**** Input for this task

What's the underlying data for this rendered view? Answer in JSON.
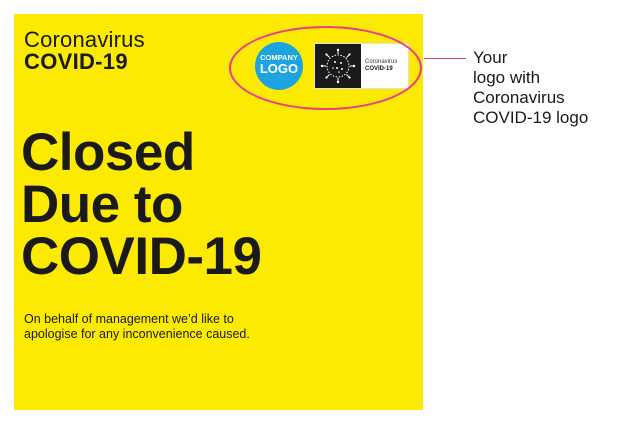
{
  "poster": {
    "header_line1": "Coronavirus",
    "header_line2": "COVID-19",
    "headline": [
      "Closed",
      "Due to",
      "COVID-19"
    ],
    "body": [
      "On behalf of management we’d like to",
      "apologise for any inconvenience caused."
    ],
    "background_color": "#fcea00"
  },
  "logos": {
    "company_logo_small": "COMPANY",
    "company_logo_big": "LOGO",
    "company_logo_color": "#1da4e0",
    "covid_badge_line1": "Coronavirus",
    "covid_badge_line2": "COVID-19",
    "covid_badge_icon": "virus-icon"
  },
  "callout": {
    "lines": [
      "Your",
      "logo with",
      "Coronavirus",
      "COVID-19 logo"
    ],
    "highlight_color": "#e83e8c"
  }
}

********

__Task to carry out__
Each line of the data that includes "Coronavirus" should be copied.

__Task response__
    "header_line1": "Coronavirus",
    "covid_badge_line1": "Coronavirus",
      "Coronavirus",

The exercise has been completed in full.